The end of the year is nigh but there are more birds to see. What’s a birder with a year list to do but check eBird, keep an eye on the local rare bird alerts, and get out there before the end of the 31st? For a disciplined birder faithful to the year list, the logical solution is racing around and getting in those last, final birds. But, disciplined or not, if the holidays get in the way, or family responsibilities come into play, we might have to settle on a year list total some days before the 31st. Such is my case but I won’t complain. I’ve had a wonderful year of birding, walked past my initial goal of 600 species in Costa Rica way back in spring, and hit 650 some time ago. Recently, I also hit 675, and if I had time to head to Guanacaste, Tapanti, and a couple other sites, I’m satisfied knowing that I would break 680.
Therein lies one of the big benefits of looking for birds in a mega biodiverse country and an easy mantra for birding Costa Rica- do more birding, identify more species. With over 800 possibilities, it kind of never ends as long as you keep hitting different habitats and bioregions, and by the end of the year, there are always some species still missing from the list. Unless I see them outside my window or happen to get in a final day or two of birding in the right places, a dozen of my biggest misses will include the following:
Hook-billed Kite– It’s not common but it’s not rare so this one is probably my biggest miss of the year. It can turn up in all sorts of places, some of the most likely being the Orosi area, and wetland/riparian zones in Guanacaste. I still have a slim hope that one might be soaring up there near the house while I look out the window but some serious lady birding luck would have to be in the cards for that to happen. I’ll keep looking though, because “she” has paid unexpected visits right out the window on more than one occasion.

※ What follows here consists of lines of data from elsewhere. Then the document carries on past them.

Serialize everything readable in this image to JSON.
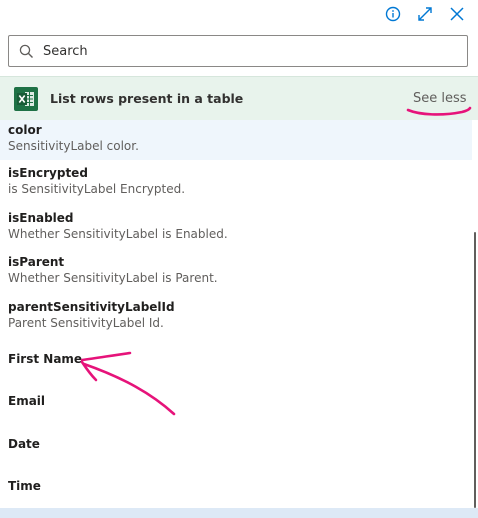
{
  "toolbar": {
    "icons": [
      "info-icon",
      "expand-icon",
      "close-icon"
    ]
  },
  "search": {
    "placeholder": "Search",
    "value": ""
  },
  "action": {
    "title": "List rows present in a table",
    "toggle_label": "See less",
    "icon": "excel-icon",
    "colors": {
      "excel_green": "#1e7145",
      "header_bg": "#e8f3ec",
      "annotation": "#e6137a"
    }
  },
  "items": [
    {
      "title": "color",
      "description": "SensitivityLabel color."
    },
    {
      "title": "isEncrypted",
      "description": "is SensitivityLabel Encrypted."
    },
    {
      "title": "isEnabled",
      "description": "Whether SensitivityLabel is Enabled."
    },
    {
      "title": "isParent",
      "description": "Whether SensitivityLabel is Parent."
    },
    {
      "title": "parentSensitivityLabelId",
      "description": "Parent SensitivityLabel Id."
    },
    {
      "title": "First Name"
    },
    {
      "title": "Email"
    },
    {
      "title": "Date"
    },
    {
      "title": "Time"
    }
  ]
}
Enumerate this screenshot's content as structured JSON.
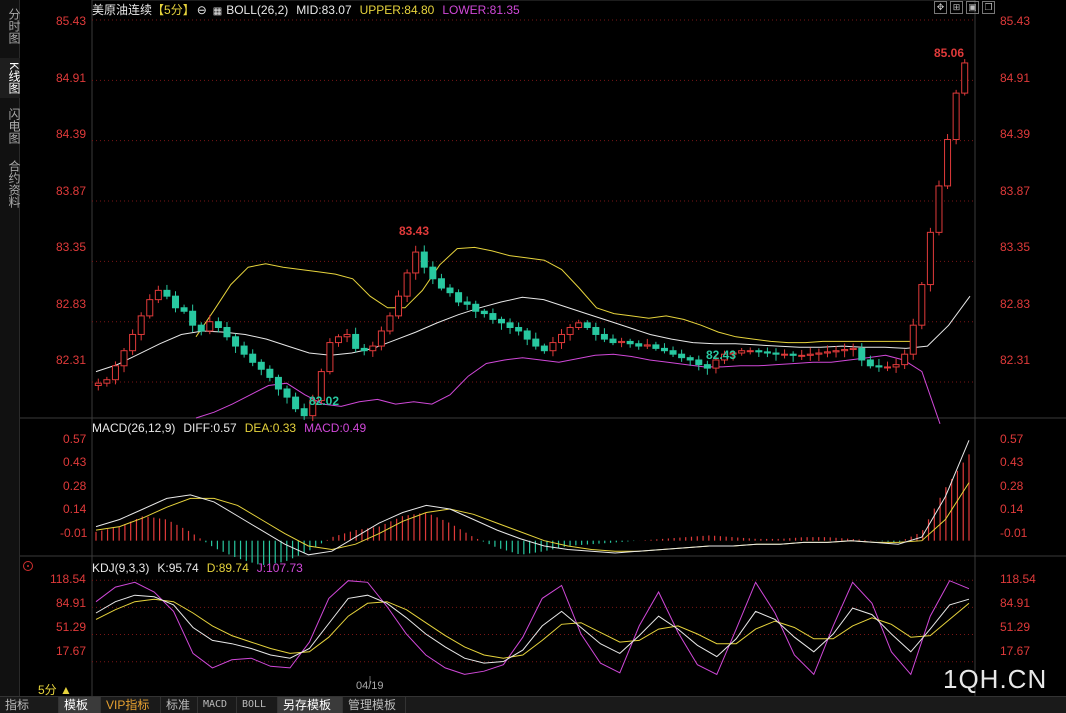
{
  "side_tabs": [
    {
      "label": "分时图",
      "active": false
    },
    {
      "label": "K线图",
      "active": true
    },
    {
      "label": "闪电图",
      "active": false
    },
    {
      "label": "合约资料",
      "active": false
    }
  ],
  "main_header": {
    "instrument": "美原油连续",
    "period_tag": "【5分】",
    "boll_label": "BOLL(26,2)",
    "mid": "MID:83.07",
    "upper": "UPPER:84.80",
    "lower": "LOWER:81.35"
  },
  "macd_header": {
    "label": "MACD(26,12,9)",
    "diff": "DIFF:0.57",
    "dea": "DEA:0.33",
    "macd": "MACD:0.49"
  },
  "kdj_header": {
    "label": "KDJ(9,3,3)",
    "k": "K:95.74",
    "d": "D:89.74",
    "j": "J:107.73"
  },
  "toolbar_icons": [
    "fullscreen-icon",
    "expand-icon",
    "chart-settings-icon",
    "restore-icon",
    "close-icon"
  ],
  "price_axis_ticks": [
    "85.43",
    "84.91",
    "84.39",
    "83.87",
    "83.35",
    "82.83",
    "82.31"
  ],
  "macd_axis_ticks": [
    "0.57",
    "0.43",
    "0.28",
    "0.14",
    "-0.01"
  ],
  "kdj_axis_ticks": [
    "118.54",
    "84.91",
    "51.29",
    "17.67"
  ],
  "annotations": {
    "high": "85.06",
    "local_high": "83.43",
    "low": "82.02",
    "local_low": "82.43"
  },
  "x_axis_label": "04/19",
  "period_selector": "5分 ▲",
  "watermark": "1QH.CN",
  "bottom_tabs": [
    {
      "label": "指标",
      "active": false,
      "vip": false,
      "mono": false
    },
    {
      "label": "模板",
      "active": true,
      "vip": false,
      "mono": false
    },
    {
      "label": "VIP指标",
      "active": false,
      "vip": true,
      "mono": false
    },
    {
      "label": "标准",
      "active": false,
      "vip": false,
      "mono": false
    },
    {
      "label": "MACD",
      "active": false,
      "vip": false,
      "mono": true
    },
    {
      "label": "BOLL",
      "active": false,
      "vip": false,
      "mono": true
    },
    {
      "label": "另存模板",
      "active": true,
      "vip": false,
      "mono": false
    },
    {
      "label": "管理模板",
      "active": false,
      "vip": false,
      "mono": false
    }
  ],
  "colors": {
    "up": "#e03a3a",
    "down": "#28c8a0",
    "mid_line": "#e8e8e8",
    "upper_line": "#e6d33c",
    "lower_line": "#d048d8",
    "grid": "#7a1616",
    "border": "#3a3a3a"
  },
  "chart_data": {
    "type": "candlestick",
    "price_axis": {
      "min": 82.0,
      "max": 85.43
    },
    "price_path": [
      82.3,
      82.33,
      82.45,
      82.58,
      82.72,
      82.88,
      83.02,
      83.1,
      83.05,
      82.95,
      82.92,
      82.8,
      82.75,
      82.83,
      82.78,
      82.7,
      82.62,
      82.55,
      82.48,
      82.42,
      82.35,
      82.25,
      82.18,
      82.08,
      82.02,
      82.15,
      82.4,
      82.65,
      82.7,
      82.72,
      82.6,
      82.58,
      82.62,
      82.75,
      82.88,
      83.05,
      83.25,
      83.43,
      83.3,
      83.2,
      83.12,
      83.08,
      83.0,
      82.98,
      82.92,
      82.9,
      82.85,
      82.82,
      82.78,
      82.75,
      82.68,
      82.62,
      82.58,
      82.65,
      82.72,
      82.78,
      82.82,
      82.78,
      82.72,
      82.68,
      82.65,
      82.66,
      82.64,
      82.62,
      82.63,
      82.6,
      82.58,
      82.55,
      82.52,
      82.5,
      82.46,
      82.43,
      82.5,
      82.55,
      82.56,
      82.58,
      82.58,
      82.57,
      82.56,
      82.55,
      82.55,
      82.54,
      82.54,
      82.55,
      82.56,
      82.57,
      82.58,
      82.59,
      82.6,
      82.5,
      82.45,
      82.44,
      82.44,
      82.46,
      82.55,
      82.8,
      83.15,
      83.6,
      84.0,
      84.4,
      84.8,
      85.06
    ],
    "boll_mid_path": [
      82.4,
      82.46,
      82.55,
      82.64,
      82.72,
      82.75,
      82.74,
      82.72,
      82.68,
      82.62,
      82.56,
      82.54,
      82.56,
      82.6,
      82.67,
      82.74,
      82.82,
      82.89,
      82.95,
      83.0,
      83.04,
      83.02,
      82.96,
      82.9,
      82.84,
      82.78,
      82.72,
      82.68,
      82.65,
      82.64,
      82.64,
      82.63,
      82.62,
      82.61,
      82.61,
      82.62,
      82.61,
      82.61,
      82.6,
      82.62,
      82.8,
      83.05
    ],
    "boll_upper_path": [
      82.7,
      82.92,
      83.15,
      83.3,
      83.33,
      83.3,
      83.28,
      83.26,
      83.24,
      83.2,
      83.05,
      82.95,
      82.95,
      83.1,
      83.32,
      83.46,
      83.47,
      83.44,
      83.4,
      83.38,
      83.36,
      83.28,
      83.12,
      82.95,
      82.9,
      82.88,
      82.86,
      82.88,
      82.85,
      82.8,
      82.74,
      82.7,
      82.68,
      82.66,
      82.65,
      82.65,
      82.66,
      82.66,
      82.66,
      82.66,
      82.66,
      82.66
    ],
    "boll_lower_path": [
      82.0,
      82.05,
      82.12,
      82.2,
      82.28,
      82.3,
      82.2,
      82.12,
      82.1,
      82.14,
      82.16,
      82.12,
      82.14,
      82.12,
      82.2,
      82.36,
      82.47,
      82.5,
      82.52,
      82.5,
      82.48,
      82.51,
      82.54,
      82.55,
      82.53,
      82.5,
      82.48,
      82.46,
      82.44,
      82.44,
      82.45,
      82.45,
      82.46,
      82.47,
      82.48,
      82.48,
      82.5,
      82.52,
      82.54,
      82.5,
      82.4,
      81.95
    ],
    "macd": {
      "axis": {
        "min": -0.07,
        "max": 0.6
      },
      "diff_path": [
        0.08,
        0.12,
        0.18,
        0.24,
        0.26,
        0.22,
        0.14,
        0.06,
        -0.02,
        -0.08,
        -0.06,
        0.02,
        0.1,
        0.16,
        0.2,
        0.18,
        0.12,
        0.06,
        0.01,
        -0.03,
        -0.05,
        -0.06,
        -0.07,
        -0.06,
        -0.05,
        -0.04,
        -0.03,
        -0.03,
        -0.02,
        -0.02,
        -0.01,
        -0.01,
        0.0,
        -0.01,
        -0.02,
        0.02,
        0.25,
        0.57
      ],
      "dea_path": [
        0.06,
        0.08,
        0.13,
        0.19,
        0.24,
        0.24,
        0.2,
        0.12,
        0.04,
        -0.03,
        -0.05,
        -0.02,
        0.04,
        0.11,
        0.16,
        0.18,
        0.15,
        0.1,
        0.05,
        0.0,
        -0.03,
        -0.05,
        -0.06,
        -0.06,
        -0.05,
        -0.04,
        -0.03,
        -0.03,
        -0.02,
        -0.02,
        -0.01,
        -0.01,
        0.0,
        -0.01,
        -0.01,
        0.0,
        0.12,
        0.33
      ],
      "hist_path": [
        0.05,
        0.08,
        0.14,
        0.12,
        0.05,
        -0.04,
        -0.1,
        -0.14,
        -0.12,
        -0.06,
        0.02,
        0.06,
        0.08,
        0.14,
        0.16,
        0.1,
        0.02,
        -0.04,
        -0.08,
        -0.06,
        -0.03,
        -0.02,
        -0.01,
        0.0,
        0.01,
        0.02,
        0.03,
        0.02,
        0.01,
        0.01,
        0.02,
        0.02,
        0.01,
        0.0,
        -0.01,
        0.05,
        0.3,
        0.49
      ]
    },
    "kdj": {
      "axis": {
        "min": 0,
        "max": 125
      },
      "k_path": [
        78,
        92,
        100,
        98,
        88,
        60,
        44,
        40,
        34,
        26,
        22,
        34,
        65,
        96,
        100,
        90,
        72,
        52,
        36,
        22,
        16,
        18,
        32,
        62,
        80,
        60,
        40,
        28,
        50,
        74,
        58,
        38,
        24,
        46,
        80,
        70,
        48,
        30,
        52,
        84,
        76,
        52,
        30,
        58,
        88,
        95
      ],
      "d_path": [
        70,
        82,
        92,
        95,
        92,
        78,
        62,
        50,
        42,
        34,
        28,
        30,
        48,
        74,
        90,
        92,
        82,
        66,
        50,
        36,
        26,
        22,
        26,
        44,
        64,
        66,
        54,
        42,
        44,
        58,
        62,
        52,
        40,
        40,
        58,
        68,
        60,
        46,
        46,
        62,
        72,
        64,
        48,
        50,
        70,
        90
      ],
      "j_path": [
        92,
        110,
        116,
        104,
        80,
        28,
        10,
        20,
        22,
        12,
        10,
        42,
        96,
        118,
        116,
        86,
        52,
        26,
        10,
        2,
        6,
        14,
        48,
        96,
        112,
        52,
        16,
        4,
        62,
        104,
        54,
        14,
        2,
        58,
        116,
        78,
        26,
        2,
        62,
        116,
        90,
        30,
        2,
        74,
        118,
        108
      ]
    }
  }
}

As for other raptors, I did pretty good, getting the hawk-eagle trifecta, Tiny Hawk, Bicolored, Hawk, Crane Hawk, and 27 other diurnal species. To give an idea of raptor diversity in Costa Rica, that nice total still leaves out Cooper’s, Sharpie, Snail Kite, Black-collared Hawk, the three mega rare eagles (that would be Harpy, Crested, and Solitary), and three other species on the country list.
A Hook-billed Kite from another year.
Blue-footed Booby– It’s irregular but I usually see it at some point, and since I had seen several the previous year, I figured this one was in the bag. Another ride on the ferry or more scope time from shore would probably work.
One of several from the ferry in 2015.
Sunbittern– I was going to say Agami Heron but since that species is pretty uncommon and tough, I can’t really say that it falls into the “Big Miss” category. I had one main chance to get it while visiting Laguna del Lagarto almost a year ago but, for whatever reason, the fancy heron wasn’t showing up where it usually does. As for the Sunbittern, Yeah, I should have seen that oen at some point! I sure looked at enough suitable rivers for it. If you need it, the most reliable spot is probably the rivers near Rancho Naturalista.
Sungrebe– Yep, I also missed the other “sun” bird! Since I didn’t do any boat trips in Cano Negro or Tortuguero, no surprise there. I still hoped to chance upon one while checking lagoons in other places but oh well, no Sungrebe for me in 2016.
One from another time at Tortuguero.
Gray-headed Dove– I had hoped to at least hear one during an afternoon at Cano Negro village but didn’t so there went my main chance for this uncommon species. I made up for it though with hearing the rarer Violaceous Quail-Dove at Hitoy Cerere!
Common Nighthawk– Some birds have “common” in their name but aren’t so common. In Costa Rica, this one should be known as the “Locally and Seasonally Common Nighthawk”. It’s a passage migrant in large numbers on the Caribbean coast and is a resident in a few other places. Because of this, I figured it was a given during spring and fall visits near Cahuita but nope, no Common Nighthawks!
Green-fronted Lancebill– This stream loving hummingbird is easy to miss (I might still get it) but if you spend enough time at Tapanti, Monteverde, and streams with waterfalls in cloud forest, you have a fair chance. I did really good for hummingbirds in general however seeing all other regular species and lifering the Rufous-crested Coquette at Rancho Naturalista!
If I head to the mountains, might still get one of these.
Yellow-bellied Sapsucker– I know, not so exciting for birders from up north but I usually see one or two of this uncommon migrant during the year. Still might get it but the time is ticking down for this one.
Merlin– Pretty much the same story as the sapsucker. I actually probably did see one while driving through Cartago but the looks were just too brief to call it for the year list.
Tawny-throated Leaftosser– If I can head out tomorrow, might still get it! Really surprised, though, to not at least hear it while birding at more than one good site for it during the year.
White-throated Flycatcher– Somehow missed this uncommon one too. I looked for it a few times in the right places but should have looked more.
I hope 2016 treated you well in terms of birds, birding, dark organic chocolate, and all other things good in life!